Book Description Silver Spring Books. Paperback. Book Condition: VERY GOOD. Very Good copy, cover and pages show some wear from reading and storage. Binding may have light creases. Lots of life left in these pages. Bookseller Inventory # 2746826505
Book Description Silver Spring Books. Paperback. Book Condition: GOOD. Gently used may contain ex-library markings, possibly has some minor highlighting, textual notations, and or underlining. Text is still easily readable. Bookseller Inventory # 2793943288

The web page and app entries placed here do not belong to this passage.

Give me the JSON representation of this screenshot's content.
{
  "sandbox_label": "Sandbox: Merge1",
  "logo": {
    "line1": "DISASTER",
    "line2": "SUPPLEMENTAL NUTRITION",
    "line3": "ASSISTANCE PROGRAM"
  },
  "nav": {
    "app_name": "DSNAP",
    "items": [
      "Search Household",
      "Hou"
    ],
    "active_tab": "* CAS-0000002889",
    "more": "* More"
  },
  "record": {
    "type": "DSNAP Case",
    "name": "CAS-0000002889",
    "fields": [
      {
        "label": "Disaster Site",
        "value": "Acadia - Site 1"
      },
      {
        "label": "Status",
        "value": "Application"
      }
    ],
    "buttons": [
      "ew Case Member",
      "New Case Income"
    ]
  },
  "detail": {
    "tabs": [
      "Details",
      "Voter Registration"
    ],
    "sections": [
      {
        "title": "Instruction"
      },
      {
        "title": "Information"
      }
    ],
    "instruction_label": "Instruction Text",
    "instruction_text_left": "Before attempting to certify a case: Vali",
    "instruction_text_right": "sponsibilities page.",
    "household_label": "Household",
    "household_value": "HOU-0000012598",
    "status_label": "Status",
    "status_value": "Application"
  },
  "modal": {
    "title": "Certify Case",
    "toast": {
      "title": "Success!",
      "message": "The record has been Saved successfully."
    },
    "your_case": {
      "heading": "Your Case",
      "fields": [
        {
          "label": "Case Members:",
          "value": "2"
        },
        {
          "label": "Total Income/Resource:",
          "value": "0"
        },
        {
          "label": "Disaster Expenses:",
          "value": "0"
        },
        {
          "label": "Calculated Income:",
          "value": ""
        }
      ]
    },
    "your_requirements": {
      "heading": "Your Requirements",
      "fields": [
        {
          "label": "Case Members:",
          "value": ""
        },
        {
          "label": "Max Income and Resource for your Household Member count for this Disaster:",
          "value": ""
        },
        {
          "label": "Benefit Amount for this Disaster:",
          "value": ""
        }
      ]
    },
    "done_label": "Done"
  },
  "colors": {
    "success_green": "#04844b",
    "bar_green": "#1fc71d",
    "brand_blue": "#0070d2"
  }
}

Book Description Silver Spring Books. Paperback. Book Condition: GOOD. book was well loved but cared for. Possible ex-library copy with all the usual markings and stickers. Some light textual notes, highlighting and underling. Bookseller Inventory # 2799557932
Book Description Silver Spring Books. Paperback. Book Condition: Good. Book shows a small amount of wear to cover and binding. Some pages show signs of use. Bookseller Inventory # G0916562514I3N00
Book Description Paperback. Book Condition: Good. This item is in good condition. All pages and covers are readable. There are no stains or tears. Dust jacket is present if applicable. May contain small amounts of writing and/or highlighting. Spine and cover may show signs of wear. May not contain supplementary items such as CD's or DVD's. We ship within 1 business day. Bookseller Inventory # 34FCJ80008BU
Book Description Truck Press. Paperback. Book Condition: Fair. Ex-Library Book - will contain Library Markings. Bookseller Inventory # G0916562514I5N10
Book Description Truck Press. Paperback. Book Condition: Fair. Bookseller Inventory # G0916562514I5N00
Book Description Silver Spring Books. PAPERBACK. Book Condition: Good. 0916562514 Meets or exceeds the good condition guidelines. Nice copy. Has a small amount of writing/highlighting. Five star seller - Buy with confidence!. Bookseller Inventory # Z0916562514Z3
Book Description Silver Spring Books. Book Condition: Good. . Bookseller Inventory # G16F-0469